    October 07, 2012 - 12:34

    Nope. If you look at the fine print, here’s what StatsCan says: "Unless otherwise stated, this release presents seasonally adjusted data, which facilitates comparisons by removing the effects of seasonal variations." Either way, the media outlet is still covering the data in contradictory ways. That’s my point.

    • John
      October 09, 2012 - 12:56

      The whole thing about jobs is a joke in NL. Ask any recent MUN graduate what they are doing now, that is key. I was back there two years ago for the first time in a number of years and even in St. John's, things were not pretty. Optimism among youth seeking work was about the same when I lived there, ZERO. A quick look at internet job posts showed me the same old minumum wage BS that was there 20 years ago.
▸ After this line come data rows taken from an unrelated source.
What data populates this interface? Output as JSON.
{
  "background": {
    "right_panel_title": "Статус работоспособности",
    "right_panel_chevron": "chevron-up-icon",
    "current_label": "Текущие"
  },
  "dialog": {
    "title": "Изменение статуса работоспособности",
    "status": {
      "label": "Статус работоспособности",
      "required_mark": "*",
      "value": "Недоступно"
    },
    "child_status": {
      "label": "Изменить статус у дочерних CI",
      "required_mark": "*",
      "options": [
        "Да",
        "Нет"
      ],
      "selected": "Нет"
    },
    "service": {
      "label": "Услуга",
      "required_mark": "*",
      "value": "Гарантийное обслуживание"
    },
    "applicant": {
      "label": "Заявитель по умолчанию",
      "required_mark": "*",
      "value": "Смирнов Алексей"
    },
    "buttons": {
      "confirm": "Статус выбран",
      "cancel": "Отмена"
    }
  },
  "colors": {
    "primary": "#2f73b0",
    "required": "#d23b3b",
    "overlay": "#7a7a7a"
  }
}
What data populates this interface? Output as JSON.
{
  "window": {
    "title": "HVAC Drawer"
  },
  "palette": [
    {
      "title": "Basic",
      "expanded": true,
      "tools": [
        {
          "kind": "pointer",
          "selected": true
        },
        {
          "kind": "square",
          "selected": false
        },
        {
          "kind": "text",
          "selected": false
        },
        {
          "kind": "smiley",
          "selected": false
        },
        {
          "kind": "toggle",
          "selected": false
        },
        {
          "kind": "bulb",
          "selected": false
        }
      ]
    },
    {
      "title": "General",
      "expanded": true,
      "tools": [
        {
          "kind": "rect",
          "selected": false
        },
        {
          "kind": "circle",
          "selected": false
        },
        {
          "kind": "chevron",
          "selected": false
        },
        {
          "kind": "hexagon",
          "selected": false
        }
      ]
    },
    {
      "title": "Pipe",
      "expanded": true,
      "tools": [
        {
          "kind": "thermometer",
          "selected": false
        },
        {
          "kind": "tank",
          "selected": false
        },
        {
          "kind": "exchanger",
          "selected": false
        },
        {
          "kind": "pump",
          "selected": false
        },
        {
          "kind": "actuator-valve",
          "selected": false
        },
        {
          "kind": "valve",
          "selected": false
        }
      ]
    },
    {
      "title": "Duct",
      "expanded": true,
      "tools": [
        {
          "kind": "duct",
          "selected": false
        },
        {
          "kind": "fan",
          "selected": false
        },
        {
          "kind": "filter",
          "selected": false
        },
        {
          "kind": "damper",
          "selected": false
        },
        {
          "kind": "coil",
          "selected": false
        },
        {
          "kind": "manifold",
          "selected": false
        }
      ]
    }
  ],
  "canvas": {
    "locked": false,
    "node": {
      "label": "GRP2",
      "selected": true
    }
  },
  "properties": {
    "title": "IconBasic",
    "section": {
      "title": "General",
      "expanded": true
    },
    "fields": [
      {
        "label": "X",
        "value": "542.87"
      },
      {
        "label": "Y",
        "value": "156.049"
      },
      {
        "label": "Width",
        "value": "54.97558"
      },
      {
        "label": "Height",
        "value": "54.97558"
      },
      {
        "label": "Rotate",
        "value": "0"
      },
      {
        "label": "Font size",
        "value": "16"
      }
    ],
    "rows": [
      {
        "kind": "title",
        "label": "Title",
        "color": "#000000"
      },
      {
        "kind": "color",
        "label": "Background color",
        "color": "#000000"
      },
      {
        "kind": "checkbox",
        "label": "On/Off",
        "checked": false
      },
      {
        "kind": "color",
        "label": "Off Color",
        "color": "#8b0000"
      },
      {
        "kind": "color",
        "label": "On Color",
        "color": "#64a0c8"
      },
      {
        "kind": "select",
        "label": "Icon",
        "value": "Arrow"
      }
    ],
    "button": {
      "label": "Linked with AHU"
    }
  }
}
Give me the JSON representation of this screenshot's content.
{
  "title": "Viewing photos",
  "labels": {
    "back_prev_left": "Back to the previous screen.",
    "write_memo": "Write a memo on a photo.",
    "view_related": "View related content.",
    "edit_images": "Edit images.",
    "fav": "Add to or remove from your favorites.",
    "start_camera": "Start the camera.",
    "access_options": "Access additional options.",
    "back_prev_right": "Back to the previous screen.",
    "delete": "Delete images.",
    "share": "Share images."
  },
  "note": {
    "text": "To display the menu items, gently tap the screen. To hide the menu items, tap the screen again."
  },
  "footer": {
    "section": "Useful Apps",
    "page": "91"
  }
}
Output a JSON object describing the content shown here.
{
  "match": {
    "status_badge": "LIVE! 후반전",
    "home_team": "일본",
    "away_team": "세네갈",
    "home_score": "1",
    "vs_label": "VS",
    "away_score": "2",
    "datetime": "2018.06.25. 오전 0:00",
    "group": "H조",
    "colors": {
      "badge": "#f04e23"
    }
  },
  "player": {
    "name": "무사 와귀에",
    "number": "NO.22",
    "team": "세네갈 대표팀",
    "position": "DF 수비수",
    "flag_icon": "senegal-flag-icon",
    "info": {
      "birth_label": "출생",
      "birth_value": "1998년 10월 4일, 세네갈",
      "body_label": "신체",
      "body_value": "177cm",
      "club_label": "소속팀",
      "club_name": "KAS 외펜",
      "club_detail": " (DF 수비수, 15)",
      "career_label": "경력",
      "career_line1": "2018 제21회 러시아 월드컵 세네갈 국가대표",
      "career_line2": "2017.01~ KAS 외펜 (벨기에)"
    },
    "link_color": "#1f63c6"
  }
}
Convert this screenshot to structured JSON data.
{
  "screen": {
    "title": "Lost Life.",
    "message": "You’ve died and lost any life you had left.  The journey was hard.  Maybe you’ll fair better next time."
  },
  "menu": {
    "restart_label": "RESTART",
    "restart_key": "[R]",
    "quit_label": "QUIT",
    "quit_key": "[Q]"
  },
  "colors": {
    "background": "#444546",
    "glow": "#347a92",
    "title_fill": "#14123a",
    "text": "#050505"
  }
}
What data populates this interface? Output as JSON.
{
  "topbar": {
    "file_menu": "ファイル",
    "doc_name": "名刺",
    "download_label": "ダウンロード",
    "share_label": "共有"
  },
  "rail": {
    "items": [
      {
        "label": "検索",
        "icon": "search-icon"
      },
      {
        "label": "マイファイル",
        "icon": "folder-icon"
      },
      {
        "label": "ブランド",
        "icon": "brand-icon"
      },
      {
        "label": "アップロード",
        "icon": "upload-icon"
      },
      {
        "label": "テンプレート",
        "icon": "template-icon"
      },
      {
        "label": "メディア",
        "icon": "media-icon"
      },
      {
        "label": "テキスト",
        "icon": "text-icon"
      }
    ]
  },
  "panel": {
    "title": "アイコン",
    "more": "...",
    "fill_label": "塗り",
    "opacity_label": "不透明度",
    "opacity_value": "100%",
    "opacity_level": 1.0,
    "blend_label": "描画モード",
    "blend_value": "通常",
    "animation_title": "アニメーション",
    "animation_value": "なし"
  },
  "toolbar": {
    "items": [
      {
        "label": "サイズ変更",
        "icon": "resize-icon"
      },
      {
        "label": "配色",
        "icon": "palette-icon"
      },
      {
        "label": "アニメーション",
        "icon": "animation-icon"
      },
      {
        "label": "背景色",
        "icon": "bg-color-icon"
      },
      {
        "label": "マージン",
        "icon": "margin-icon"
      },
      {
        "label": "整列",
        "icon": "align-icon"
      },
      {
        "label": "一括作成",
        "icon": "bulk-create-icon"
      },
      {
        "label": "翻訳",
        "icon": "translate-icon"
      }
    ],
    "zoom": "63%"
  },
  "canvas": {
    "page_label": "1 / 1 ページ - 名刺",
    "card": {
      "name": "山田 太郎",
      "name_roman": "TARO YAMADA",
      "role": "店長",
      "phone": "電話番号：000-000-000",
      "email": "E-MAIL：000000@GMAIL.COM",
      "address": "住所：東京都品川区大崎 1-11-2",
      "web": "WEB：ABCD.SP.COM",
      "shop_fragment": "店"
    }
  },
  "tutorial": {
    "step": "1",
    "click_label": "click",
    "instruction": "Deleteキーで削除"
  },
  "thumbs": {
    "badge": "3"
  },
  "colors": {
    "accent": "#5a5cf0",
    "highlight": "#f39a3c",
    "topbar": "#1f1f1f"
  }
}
Thank God I moved to western Canada where the real action is.

  • Don
    October 07, 2012 - 03:41

    I checked the stats. Thousands of part time jobs disappeared and almost the same number of full time jobs were created. So what really happened was Newfoundland and Labrador has 3800 more full time workers and the kids are back in school. You are basing your argument on the number of workers but ignoring whether they are full or part time. The whole article is based on nothing.